by Peter Knox SJ

Last week, I was one of four representatives of the Holy See at the United Nations Environment Assembly in Nairobi, Kenya. Apart from a tech-Expo, and multiple side events, the week hosted multilevel discussions about implementing Agenda 2030 and the Sustainable Development Goals. Subtitled “Healthy Environment for Healthy People” the link between destructive envrionmental practices and poor health of millions of ordinary citizens was taken as axiomatic. There were representatives from 174 countries, including 123 ministerial-level delegations. Sessions were presented by businesspeople, scientists, entrepreneurs, NGO’s and various civil-society stakeholders.

What struck me forcefully was the paradigm shift regarding business and the environment. Previous orthodoxy maintained that business was bad for the environment, (and there was certainly enough evidence to support that theory.) The new orthodoxy maintains that the “green economy” is good business. And that the “blue economy” may solve the world’s environmental crises.

In previous international events I’ve attended (the World social Forum in Nairobi in 2007 and the World Summit for Sustainable Development in Johannesburg in 2001) business was bad, capitalism was evil and the market was the enemy. Civil society was often pitted against government and industry. This year NGO’s and environmentalists were tripping over each other to get closer to the Euros, Yens and Dollars that are going to be the salvation of the planet.

It is true: major industries are responsible for much of the wholesale pollution of the planet. In South Africa, to take one example, just two companies emit most of the country’s greenhouse gases – the national electricity monopoly, and the oil-from-coal petrochemical industry. Mining effluent accounts for most of the toxification of the national water reserves. Land pollution is blamed largely on agri-business and harmful methods in industrial-scale farming. Poor education means that many people do not realise the harm being done to our common home by our ‘throwaway culture.’

Now the green economy makes good business sense, and can promote sustainable use of the world’s limited resources. Businesses are encouraged to go green, and can actually help to undo some of the damage of previous models since the Industrial Revolution. For example, dealing in ‘ethical’ minerals with various certificates of origin and production can help to promote healthier communities. State of the art science in Global Information Systems (GIS) can provide mapping with multiple overlays of data, correlating the topographic, social, economic, floral and faunal landscapes. This allows better understanding, prediction and ultimately preservation of the environment.

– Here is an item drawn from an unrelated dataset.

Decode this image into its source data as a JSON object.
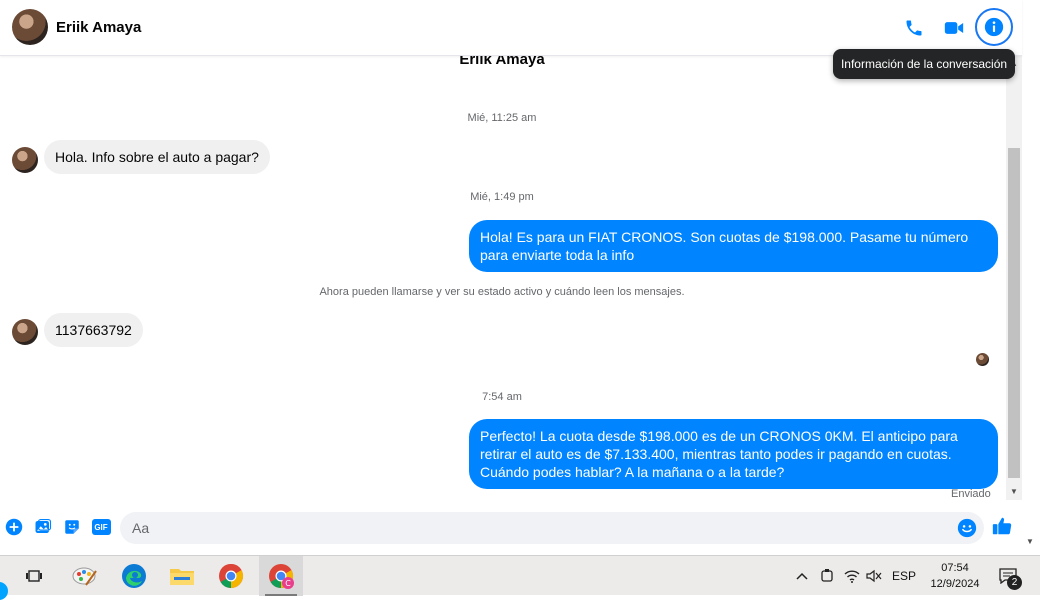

Governments alone cannot provide all the infrastructure for the transfer to harnessing renewable energy. The scale is too vast for governments to come up with all the necessary finance. Their role is to legislate against harmful practices and enable good practice. Since Paris and COP 21, there is a ‘can-do’ attitude. Perhaps it is more accurate to call it a ‘must-do’ mentality. The urgency is so great, and finally the logjam caused by obstructionist governments and denialist industrialists has been broken. There is broad consensus that the aim of limiting the world to a 2 degree rise in global temperatures since the Industrial Revolution, will demand unprecedented global co-operation. In my opinion, 1.5 degrees was merely a rhetorical flourish. The alarming rate of the loss of biodiversity, the death of corals, the collapse of some nations’ fisheries, the much-publicised ‘plastic sea’ in the middle of the Pacific, were all a timely wake-up call.

There are hopes for lucrative business opportunities in the new economic paradigm. There is talk of re-greening intermediate technology like replacing compact fluorescent lightbulbs (relying on mercury, which ultimately ends up in landfills) with LED’s which are more durable and have fewer harmful side-effects. This is not just ‘green-wash’ but there does seem to be a real motivation to be involved in a new economic model. “Social entrepreneurism” was the order of the day, and former antagonists were listening to each other with a respect and tolerance that I had not previously noted.

“Bad capitalism” was roundly denounced. This takes no account of the expensive ‘externalities’ such as the downstream costs of damage to personal or environmenal health, or the upstream inputs such as subsidies that enable cheaper production. “Good capitalism” takes into account all the capital factors: natural capital and social capital, and not just the finanical and manufactured capital.

The delegation representing the Holy See had a certain justifiable pride in Pope Francis’s Laudato Si’ as it does not demonise businesses, but with prescience speaks of a collaboration, and even synergy, between the interests of the environment and business.

Peter Knox is a South African Jesuit who is currently teaching theology at the Jesuit Theologate, Hekima College, in Nairobi, Kenya.